> _INPUT FOR THIS TASK_
_ _ _ _ _ _ _

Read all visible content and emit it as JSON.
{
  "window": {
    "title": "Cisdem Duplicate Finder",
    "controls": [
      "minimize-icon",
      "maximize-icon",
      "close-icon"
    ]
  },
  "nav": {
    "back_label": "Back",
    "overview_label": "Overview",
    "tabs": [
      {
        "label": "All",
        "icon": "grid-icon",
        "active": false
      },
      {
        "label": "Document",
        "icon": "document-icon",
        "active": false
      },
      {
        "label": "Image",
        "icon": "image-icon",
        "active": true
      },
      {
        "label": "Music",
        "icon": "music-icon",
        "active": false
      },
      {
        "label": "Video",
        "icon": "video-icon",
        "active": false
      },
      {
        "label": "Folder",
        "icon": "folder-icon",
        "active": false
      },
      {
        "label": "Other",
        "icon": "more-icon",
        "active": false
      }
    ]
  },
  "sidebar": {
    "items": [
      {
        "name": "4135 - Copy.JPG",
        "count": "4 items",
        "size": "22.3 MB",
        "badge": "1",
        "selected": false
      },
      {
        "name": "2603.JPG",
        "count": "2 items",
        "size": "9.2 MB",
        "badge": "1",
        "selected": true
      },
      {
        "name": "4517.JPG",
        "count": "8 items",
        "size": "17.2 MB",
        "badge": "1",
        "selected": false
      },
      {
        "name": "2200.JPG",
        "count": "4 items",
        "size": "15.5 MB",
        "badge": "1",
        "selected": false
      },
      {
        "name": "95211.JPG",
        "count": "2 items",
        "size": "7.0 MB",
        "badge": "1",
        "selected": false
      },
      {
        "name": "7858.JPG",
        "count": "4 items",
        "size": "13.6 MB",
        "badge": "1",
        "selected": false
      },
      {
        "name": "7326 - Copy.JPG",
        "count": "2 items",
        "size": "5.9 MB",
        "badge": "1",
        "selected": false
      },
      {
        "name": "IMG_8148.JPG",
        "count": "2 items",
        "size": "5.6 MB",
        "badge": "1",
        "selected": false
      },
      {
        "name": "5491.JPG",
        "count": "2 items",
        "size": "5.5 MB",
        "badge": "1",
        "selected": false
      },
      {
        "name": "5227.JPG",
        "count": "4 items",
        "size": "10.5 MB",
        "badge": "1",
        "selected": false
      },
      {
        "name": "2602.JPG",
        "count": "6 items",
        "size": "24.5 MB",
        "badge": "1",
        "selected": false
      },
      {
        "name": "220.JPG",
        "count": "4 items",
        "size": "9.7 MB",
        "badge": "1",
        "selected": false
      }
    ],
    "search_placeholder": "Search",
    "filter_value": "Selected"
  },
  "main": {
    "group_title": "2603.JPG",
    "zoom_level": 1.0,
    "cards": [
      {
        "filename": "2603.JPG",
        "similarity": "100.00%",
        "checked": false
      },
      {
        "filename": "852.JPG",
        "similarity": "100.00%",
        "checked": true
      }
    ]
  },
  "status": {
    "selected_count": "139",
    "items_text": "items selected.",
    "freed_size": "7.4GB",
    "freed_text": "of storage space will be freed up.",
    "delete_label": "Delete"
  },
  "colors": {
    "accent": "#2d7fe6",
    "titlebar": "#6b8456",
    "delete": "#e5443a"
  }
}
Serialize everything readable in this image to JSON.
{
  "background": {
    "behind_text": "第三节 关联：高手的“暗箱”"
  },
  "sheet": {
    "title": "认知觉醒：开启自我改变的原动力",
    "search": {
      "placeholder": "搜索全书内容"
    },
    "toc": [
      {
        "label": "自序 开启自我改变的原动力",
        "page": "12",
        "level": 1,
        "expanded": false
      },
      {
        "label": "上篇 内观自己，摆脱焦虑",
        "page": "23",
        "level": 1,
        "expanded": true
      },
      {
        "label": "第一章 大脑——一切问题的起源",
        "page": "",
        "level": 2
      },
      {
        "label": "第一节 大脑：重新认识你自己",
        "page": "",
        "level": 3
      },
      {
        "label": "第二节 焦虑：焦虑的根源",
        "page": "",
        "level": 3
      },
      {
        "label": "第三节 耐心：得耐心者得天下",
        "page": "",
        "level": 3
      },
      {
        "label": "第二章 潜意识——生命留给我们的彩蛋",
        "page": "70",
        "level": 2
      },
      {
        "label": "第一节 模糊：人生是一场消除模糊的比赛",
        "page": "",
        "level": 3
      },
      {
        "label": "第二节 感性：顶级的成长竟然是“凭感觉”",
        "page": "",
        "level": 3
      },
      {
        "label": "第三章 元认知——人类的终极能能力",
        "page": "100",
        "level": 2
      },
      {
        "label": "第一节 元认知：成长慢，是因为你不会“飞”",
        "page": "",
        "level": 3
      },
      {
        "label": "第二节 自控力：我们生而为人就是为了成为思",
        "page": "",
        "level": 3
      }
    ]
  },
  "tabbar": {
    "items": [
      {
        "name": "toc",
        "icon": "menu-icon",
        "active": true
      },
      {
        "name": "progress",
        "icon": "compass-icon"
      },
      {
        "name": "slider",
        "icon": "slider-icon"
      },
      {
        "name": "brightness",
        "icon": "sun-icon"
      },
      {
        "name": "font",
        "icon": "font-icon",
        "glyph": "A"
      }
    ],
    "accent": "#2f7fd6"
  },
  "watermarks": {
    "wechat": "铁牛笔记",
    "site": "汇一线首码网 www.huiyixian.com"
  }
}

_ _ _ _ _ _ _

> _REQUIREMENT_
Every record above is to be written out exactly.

> _ANSWER SPACE_
Read all visible content and emit it as JSON.
{
  "window": {
    "title": "Cisdem Duplicate Finder",
    "controls": [
      "minimize-icon",
      "maximize-icon",
      "close-icon"
    ]
  },
  "nav": {
    "back_label": "Back",
    "overview_label": "Overview",
    "tabs": [
      {
        "label": "All",
        "icon": "grid-icon",
        "active": false
      },
      {
        "label": "Document",
        "icon": "document-icon",
        "active": false
      },
      {
        "label": "Image",
        "icon": "image-icon",
        "active": true
      },
      {
        "label": "Music",
        "icon": "music-icon",
        "active": false
      },
      {
        "label": "Video",
        "icon": "video-icon",
        "active": false
      },
      {
        "label": "Folder",
        "icon": "folder-icon",
        "active": false
      },
      {
        "label": "Other",
        "icon": "more-icon",
        "active": false
      }
    ]
  },
  "sidebar": {
    "items": [
      {
        "name": "4135 - Copy.JPG",
        "count": "4 items",
        "size": "22.3 MB",
        "badge": "1",
        "selected": false
      },
      {
        "name": "2603.JPG",
        "count": "2 items",
        "size": "9.2 MB",
        "badge": "1",
        "selected": true
      },
      {
        "name": "4517.JPG",
        "count": "8 items",
        "size": "17.2 MB",
        "badge": "1",
        "selected": false
      },
      {
        "name": "2200.JPG",
        "count": "4 items",
        "size": "15.5 MB",
        "badge": "1",
        "selected": false
      },
      {
        "name": "95211.JPG",
        "count": "2 items",
        "size": "7.0 MB",
        "badge": "1",
        "selected": false
      },
      {
        "name": "7858.JPG",
        "count": "4 items",
        "size": "13.6 MB",
        "badge": "1",
        "selected": false
      },
      {
        "name": "7326 - Copy.JPG",
        "count": "2 items",
        "size": "5.9 MB",
        "badge": "1",
        "selected": false
      },
      {
        "name": "IMG_8148.JPG",
        "count": "2 items",
        "size": "5.6 MB",
        "badge": "1",
        "selected": false
      },
      {
        "name": "5491.JPG",
        "count": "2 items",
        "size": "5.5 MB",
        "badge": "1",
        "selected": false
      },
      {
        "name": "5227.JPG",
        "count": "4 items",
        "size": "10.5 MB",
        "badge": "1",
        "selected": false
      },
      {
        "name": "2602.JPG",
        "count": "6 items",
        "size": "24.5 MB",
        "badge": "1",
        "selected": false
      },
      {
        "name": "220.JPG",
        "count": "4 items",
        "size": "9.7 MB",
        "badge": "1",
        "selected": false
      }
    ],
    "search_placeholder": "Search",
    "filter_value": "Selected"
  },
  "main": {
    "group_title": "2603.JPG",
    "zoom_level": 1.0,
    "cards": [
      {
        "filename": "2603.JPG",
        "similarity": "100.00%",
        "checked": false
      },
      {
        "filename": "852.JPG",
        "similarity": "100.00%",
        "checked": true
      }
    ]
  },
  "status": {
    "selected_count": "139",
    "items_text": "items selected.",
    "freed_size": "7.4GB",
    "freed_text": "of storage space will be freed up.",
    "delete_label": "Delete"
  },
  "colors": {
    "accent": "#2d7fe6",
    "titlebar": "#6b8456",
    "delete": "#e5443a"
  }
}
Serialize everything readable in this image to JSON.
{
  "background": {
    "behind_text": "第三节 关联：高手的“暗箱”"
  },
  "sheet": {
    "title": "认知觉醒：开启自我改变的原动力",
    "search": {
      "placeholder": "搜索全书内容"
    },
    "toc": [
      {
        "label": "自序 开启自我改变的原动力",
        "page": "12",
        "level": 1,
        "expanded": false
      },
      {
        "label": "上篇 内观自己，摆脱焦虑",
        "page": "23",
        "level": 1,
        "expanded": true
      },
      {
        "label": "第一章 大脑——一切问题的起源",
        "page": "",
        "level": 2
      },
      {
        "label": "第一节 大脑：重新认识你自己",
        "page": "",
        "level": 3
      },
      {
        "label": "第二节 焦虑：焦虑的根源",
        "page": "",
        "level": 3
      },
      {
        "label": "第三节 耐心：得耐心者得天下",
        "page": "",
        "level": 3
      },
      {
        "label": "第二章 潜意识——生命留给我们的彩蛋",
        "page": "70",
        "level": 2
      },
      {
        "label": "第一节 模糊：人生是一场消除模糊的比赛",
        "page": "",
        "level": 3
      },
      {
        "label": "第二节 感性：顶级的成长竟然是“凭感觉”",
        "page": "",
        "level": 3
      },
      {
        "label": "第三章 元认知——人类的终极能能力",
        "page": "100",
        "level": 2
      },
      {
        "label": "第一节 元认知：成长慢，是因为你不会“飞”",
        "page": "",
        "level": 3
      },
      {
        "label": "第二节 自控力：我们生而为人就是为了成为思",
        "page": "",
        "level": 3
      }
    ]
  },
  "tabbar": {
    "items": [
      {
        "name": "toc",
        "icon": "menu-icon",
        "active": true
      },
      {
        "name": "progress",
        "icon": "compass-icon"
      },
      {
        "name": "slider",
        "icon": "slider-icon"
      },
      {
        "name": "brightness",
        "icon": "sun-icon"
      },
      {
        "name": "font",
        "icon": "font-icon",
        "glyph": "A"
      }
    ],
    "accent": "#2f7fd6"
  },
  "watermarks": {
    "wechat": "铁牛笔记",
    "site": "汇一线首码网 www.huiyixian.com"
  }
}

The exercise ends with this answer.